Scientists have managed to capture on film the moment a huge iceberg breaks away from a glacier in eastern Greenland. The video depicts Helheim Glacier and was shot by New York University’s Denise Holland. Hopefully, it will help researchers further understand the causes of sea-level rise around the world.
"Global sea-level rise is both undeniable and consequential," said research team leader David Holland in a statement. "By capturing how it unfolds, we can see, first-hand, its breath-taking significance."
The process by which ice breaks away from a glacier is known as calving. The chunk of ice that broke away from Greenland's Helheim Glacier during this particular calving event was huge, measuring 6 kilometers (4 miles) in length. That means it would stretch from lower Manhattan to Midtown in New York City, as you can see below.
The calving event was filmed on June 22 at 11.30pm local time. It took a total of 30 minutes for the ice to break away, although this has been sped up in the video to last just 90 seconds.
The vast piece of ice that breaks away is described as a tabular iceberg because it is wide and flat. Meanwhile, smaller pinnacle icebergs, which are tall and thin, can be seen calving off and flipping over. Later in the video, you can see two tabular bergs collide, splitting one in half and overturning the two new pieces. You can check out the amazing footage below.
"Knowing how and in what ways icebergs calve is important for simulations because they ultimately determine global sea-level rise," said Denise Holland. "The better we understand what's going on means we can create more accurate simulations to help predict and plan for climate change."
Unsurprisingly, calving tends to occur as a result of melting ice, and is likely to become more and more common as global temperatures rise. This, in turn, will cause sea levels to rise.

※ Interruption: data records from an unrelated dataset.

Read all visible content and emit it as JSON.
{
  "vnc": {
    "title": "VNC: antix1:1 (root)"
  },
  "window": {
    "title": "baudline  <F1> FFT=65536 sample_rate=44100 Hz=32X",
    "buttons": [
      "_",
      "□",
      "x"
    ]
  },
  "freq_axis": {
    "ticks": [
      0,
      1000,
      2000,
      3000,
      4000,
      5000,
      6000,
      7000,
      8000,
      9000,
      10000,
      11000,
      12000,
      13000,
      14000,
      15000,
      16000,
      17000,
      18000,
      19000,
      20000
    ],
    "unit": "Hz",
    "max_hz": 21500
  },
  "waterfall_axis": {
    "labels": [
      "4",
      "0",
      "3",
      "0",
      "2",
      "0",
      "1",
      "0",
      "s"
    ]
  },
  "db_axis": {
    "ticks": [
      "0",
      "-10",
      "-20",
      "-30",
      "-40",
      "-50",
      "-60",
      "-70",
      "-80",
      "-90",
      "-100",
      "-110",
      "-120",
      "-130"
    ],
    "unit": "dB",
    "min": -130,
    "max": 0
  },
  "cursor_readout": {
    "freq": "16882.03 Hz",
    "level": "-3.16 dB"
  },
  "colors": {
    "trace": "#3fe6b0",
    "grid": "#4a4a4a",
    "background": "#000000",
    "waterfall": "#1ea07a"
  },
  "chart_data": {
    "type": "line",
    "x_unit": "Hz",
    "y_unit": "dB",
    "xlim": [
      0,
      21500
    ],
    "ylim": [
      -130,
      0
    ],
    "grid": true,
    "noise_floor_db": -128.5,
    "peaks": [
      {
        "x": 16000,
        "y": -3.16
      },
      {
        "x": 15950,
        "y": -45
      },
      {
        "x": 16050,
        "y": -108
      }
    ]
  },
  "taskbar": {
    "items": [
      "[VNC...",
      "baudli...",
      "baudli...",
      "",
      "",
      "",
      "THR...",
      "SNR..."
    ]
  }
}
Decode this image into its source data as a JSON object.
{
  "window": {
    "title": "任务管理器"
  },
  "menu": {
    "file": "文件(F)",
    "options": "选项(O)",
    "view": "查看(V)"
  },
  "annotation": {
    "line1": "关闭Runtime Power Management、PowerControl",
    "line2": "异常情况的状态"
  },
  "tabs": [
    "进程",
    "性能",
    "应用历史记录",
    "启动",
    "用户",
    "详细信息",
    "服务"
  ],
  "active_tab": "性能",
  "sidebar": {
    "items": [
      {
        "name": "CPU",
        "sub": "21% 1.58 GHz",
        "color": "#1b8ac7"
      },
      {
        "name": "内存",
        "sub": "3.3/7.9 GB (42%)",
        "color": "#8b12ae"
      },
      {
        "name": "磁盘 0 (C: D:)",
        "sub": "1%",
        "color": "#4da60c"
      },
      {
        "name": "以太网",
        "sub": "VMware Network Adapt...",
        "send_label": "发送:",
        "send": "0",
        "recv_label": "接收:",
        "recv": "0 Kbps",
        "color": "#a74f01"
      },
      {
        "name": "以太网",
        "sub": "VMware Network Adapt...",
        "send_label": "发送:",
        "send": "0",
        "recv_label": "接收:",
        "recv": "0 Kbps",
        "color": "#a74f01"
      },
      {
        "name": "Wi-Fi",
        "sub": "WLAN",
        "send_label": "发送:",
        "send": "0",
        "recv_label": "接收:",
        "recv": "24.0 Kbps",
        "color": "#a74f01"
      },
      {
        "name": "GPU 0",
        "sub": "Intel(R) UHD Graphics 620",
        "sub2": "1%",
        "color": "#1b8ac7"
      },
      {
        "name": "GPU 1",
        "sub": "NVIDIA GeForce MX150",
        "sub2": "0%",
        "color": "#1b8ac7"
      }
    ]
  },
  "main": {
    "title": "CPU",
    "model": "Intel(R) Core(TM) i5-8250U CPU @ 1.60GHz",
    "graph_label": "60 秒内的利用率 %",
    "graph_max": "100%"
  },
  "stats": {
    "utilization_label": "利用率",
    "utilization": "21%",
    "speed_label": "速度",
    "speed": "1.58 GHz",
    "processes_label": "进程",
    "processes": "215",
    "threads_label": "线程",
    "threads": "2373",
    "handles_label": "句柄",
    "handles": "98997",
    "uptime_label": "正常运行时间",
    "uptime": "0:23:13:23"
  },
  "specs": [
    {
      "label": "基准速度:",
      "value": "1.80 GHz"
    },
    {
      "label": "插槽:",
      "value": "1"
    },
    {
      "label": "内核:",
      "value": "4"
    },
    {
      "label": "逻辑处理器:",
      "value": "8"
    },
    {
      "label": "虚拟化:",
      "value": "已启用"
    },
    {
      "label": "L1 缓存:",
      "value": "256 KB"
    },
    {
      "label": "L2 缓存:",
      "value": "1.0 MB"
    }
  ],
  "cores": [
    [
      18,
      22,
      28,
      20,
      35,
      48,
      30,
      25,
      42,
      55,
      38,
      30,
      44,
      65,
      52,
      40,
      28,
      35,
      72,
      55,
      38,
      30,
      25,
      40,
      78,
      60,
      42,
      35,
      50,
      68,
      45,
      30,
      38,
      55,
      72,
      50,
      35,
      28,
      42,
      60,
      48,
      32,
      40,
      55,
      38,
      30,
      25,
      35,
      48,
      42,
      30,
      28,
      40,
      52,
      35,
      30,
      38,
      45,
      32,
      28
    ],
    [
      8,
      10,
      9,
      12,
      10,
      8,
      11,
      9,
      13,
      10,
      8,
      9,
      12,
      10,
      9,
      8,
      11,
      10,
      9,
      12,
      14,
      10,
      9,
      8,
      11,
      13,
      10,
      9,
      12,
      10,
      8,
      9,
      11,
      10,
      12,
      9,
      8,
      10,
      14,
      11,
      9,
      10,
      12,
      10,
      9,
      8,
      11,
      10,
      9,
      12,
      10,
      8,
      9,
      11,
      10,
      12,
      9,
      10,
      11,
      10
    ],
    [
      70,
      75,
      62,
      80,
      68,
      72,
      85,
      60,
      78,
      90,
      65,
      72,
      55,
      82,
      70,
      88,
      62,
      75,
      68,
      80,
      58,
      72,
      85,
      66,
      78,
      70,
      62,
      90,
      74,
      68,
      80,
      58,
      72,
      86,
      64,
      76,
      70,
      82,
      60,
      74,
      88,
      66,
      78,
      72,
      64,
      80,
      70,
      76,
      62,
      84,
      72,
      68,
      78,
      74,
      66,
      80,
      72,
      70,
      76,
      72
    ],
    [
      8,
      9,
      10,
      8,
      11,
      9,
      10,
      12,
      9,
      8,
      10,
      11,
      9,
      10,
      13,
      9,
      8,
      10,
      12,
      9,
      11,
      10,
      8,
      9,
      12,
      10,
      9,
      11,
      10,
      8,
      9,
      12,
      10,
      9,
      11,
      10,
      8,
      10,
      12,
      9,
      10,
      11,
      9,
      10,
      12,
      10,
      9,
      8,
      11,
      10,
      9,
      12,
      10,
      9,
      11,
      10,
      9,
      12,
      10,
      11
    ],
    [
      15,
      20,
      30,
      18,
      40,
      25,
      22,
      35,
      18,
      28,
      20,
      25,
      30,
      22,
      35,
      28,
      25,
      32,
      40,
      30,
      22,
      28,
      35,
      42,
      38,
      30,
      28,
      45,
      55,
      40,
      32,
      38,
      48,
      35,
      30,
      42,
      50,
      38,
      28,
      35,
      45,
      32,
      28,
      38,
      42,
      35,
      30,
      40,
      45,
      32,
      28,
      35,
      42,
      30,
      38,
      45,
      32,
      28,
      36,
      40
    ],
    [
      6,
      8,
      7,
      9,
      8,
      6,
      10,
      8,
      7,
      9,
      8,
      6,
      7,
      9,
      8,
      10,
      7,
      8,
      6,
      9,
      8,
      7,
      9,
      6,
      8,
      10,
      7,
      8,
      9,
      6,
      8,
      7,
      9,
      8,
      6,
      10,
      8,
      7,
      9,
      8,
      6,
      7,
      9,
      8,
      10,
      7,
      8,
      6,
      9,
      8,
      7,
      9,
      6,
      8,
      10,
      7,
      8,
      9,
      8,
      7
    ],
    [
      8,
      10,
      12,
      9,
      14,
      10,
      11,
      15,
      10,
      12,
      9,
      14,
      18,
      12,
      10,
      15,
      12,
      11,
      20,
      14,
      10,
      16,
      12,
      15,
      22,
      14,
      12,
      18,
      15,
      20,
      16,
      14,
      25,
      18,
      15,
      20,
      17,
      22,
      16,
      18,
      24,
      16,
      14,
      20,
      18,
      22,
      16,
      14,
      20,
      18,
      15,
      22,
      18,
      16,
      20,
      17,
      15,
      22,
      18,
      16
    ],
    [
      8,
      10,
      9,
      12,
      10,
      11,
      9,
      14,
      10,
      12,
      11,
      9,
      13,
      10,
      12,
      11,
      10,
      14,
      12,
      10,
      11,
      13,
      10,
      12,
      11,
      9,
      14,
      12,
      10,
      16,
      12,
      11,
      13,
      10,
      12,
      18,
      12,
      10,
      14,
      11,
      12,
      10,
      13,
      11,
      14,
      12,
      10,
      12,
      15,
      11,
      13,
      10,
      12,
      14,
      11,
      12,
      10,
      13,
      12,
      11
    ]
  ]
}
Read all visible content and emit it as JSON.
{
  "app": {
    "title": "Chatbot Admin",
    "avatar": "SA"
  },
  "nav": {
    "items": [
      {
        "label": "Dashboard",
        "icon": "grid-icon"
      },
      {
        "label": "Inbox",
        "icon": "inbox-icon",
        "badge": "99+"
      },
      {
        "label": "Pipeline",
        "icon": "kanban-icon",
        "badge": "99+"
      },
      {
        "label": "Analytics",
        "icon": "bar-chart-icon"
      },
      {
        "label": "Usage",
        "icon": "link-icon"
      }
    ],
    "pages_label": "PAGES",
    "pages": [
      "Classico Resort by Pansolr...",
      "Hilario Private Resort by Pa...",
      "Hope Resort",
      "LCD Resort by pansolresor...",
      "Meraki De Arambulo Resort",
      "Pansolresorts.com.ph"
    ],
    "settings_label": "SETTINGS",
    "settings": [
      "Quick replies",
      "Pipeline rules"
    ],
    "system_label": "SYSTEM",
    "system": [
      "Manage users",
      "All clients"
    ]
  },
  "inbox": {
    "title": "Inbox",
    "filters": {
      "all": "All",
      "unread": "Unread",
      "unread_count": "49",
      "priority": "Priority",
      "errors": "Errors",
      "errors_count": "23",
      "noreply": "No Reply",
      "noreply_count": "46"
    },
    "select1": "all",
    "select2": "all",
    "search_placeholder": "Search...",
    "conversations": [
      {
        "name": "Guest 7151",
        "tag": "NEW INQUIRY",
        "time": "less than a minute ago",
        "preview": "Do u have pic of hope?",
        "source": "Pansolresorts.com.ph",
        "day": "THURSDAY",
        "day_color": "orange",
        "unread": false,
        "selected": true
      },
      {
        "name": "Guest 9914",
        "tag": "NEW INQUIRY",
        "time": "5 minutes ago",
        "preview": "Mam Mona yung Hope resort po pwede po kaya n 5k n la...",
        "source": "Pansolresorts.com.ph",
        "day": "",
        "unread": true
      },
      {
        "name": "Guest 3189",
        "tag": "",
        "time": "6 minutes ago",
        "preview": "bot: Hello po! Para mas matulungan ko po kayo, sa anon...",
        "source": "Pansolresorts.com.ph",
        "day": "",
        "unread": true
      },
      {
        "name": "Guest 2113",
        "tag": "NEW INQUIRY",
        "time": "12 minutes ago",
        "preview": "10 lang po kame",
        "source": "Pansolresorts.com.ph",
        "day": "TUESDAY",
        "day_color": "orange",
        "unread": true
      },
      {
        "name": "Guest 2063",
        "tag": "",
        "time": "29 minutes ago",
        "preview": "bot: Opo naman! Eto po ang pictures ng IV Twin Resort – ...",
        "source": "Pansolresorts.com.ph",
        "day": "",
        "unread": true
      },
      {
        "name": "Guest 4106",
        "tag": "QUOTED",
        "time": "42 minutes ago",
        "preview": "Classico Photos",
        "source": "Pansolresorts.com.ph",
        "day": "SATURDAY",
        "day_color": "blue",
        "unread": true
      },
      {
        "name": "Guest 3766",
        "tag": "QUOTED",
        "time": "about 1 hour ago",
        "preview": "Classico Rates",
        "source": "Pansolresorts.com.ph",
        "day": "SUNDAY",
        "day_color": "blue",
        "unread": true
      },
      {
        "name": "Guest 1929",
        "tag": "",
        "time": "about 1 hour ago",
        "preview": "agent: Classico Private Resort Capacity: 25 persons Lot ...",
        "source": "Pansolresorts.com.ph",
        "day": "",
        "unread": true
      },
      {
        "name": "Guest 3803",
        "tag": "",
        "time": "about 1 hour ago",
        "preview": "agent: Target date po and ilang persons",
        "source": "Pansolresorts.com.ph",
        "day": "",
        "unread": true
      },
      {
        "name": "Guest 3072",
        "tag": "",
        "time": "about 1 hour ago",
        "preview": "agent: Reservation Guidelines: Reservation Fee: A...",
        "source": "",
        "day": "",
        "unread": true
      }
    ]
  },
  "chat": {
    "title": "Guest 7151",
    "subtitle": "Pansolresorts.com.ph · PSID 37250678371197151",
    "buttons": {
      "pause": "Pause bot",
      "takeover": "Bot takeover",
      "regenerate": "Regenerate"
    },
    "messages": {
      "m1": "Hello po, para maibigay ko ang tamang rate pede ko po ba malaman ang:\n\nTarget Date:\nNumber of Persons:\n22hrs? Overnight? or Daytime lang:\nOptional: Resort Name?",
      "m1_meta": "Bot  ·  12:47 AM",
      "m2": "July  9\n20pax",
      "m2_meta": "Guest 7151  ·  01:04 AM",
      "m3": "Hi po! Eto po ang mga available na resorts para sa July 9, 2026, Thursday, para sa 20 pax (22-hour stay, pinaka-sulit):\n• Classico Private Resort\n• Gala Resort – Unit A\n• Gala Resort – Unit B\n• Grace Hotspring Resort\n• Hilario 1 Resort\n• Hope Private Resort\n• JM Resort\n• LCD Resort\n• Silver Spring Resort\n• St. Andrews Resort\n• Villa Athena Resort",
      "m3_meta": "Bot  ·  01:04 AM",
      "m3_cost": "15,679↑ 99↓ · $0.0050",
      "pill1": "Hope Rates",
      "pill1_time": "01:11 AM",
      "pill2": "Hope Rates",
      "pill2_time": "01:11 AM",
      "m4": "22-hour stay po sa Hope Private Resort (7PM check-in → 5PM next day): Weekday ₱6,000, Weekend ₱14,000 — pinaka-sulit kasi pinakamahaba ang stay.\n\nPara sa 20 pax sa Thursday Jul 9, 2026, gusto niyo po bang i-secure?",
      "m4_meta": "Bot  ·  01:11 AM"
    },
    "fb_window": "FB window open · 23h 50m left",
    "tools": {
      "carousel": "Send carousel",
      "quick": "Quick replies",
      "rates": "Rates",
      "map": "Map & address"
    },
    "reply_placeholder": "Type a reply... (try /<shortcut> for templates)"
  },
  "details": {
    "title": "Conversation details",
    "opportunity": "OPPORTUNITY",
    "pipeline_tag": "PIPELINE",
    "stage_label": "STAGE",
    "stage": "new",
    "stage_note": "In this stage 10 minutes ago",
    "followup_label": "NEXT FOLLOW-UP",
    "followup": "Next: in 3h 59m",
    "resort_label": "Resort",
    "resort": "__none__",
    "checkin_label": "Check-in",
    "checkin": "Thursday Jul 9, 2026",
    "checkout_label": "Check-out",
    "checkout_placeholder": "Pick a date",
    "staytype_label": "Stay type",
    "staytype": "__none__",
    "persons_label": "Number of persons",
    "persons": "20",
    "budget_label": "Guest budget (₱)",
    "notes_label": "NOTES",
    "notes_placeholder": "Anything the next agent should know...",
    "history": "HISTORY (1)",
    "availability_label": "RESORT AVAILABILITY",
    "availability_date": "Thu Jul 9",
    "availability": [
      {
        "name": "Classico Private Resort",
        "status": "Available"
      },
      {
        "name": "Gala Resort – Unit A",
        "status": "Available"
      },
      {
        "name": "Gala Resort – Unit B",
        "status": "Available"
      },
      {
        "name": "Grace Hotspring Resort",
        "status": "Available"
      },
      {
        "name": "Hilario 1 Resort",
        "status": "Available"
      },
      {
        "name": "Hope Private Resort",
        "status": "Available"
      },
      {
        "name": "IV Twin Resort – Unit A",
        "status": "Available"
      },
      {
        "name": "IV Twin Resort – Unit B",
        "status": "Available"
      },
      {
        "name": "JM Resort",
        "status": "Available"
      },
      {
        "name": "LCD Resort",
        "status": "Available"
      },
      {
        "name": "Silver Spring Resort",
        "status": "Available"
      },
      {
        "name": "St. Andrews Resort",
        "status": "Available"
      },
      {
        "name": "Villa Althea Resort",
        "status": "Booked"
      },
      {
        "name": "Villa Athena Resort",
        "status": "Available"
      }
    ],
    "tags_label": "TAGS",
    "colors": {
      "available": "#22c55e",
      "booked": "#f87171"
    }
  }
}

Just last year, a vast iceberg weighing a trillion tonnes calved away from Antarctica’s Larsen Ice Shelf, exposing the mysterious ecosystem below it to light for the first time. Worryingly, scientists reckon that if Antarctica's Western Ice Sheet falls apart, it could lead to a 3-meter (10-foot) rise in sea levels, affecting many coastal cities around the world.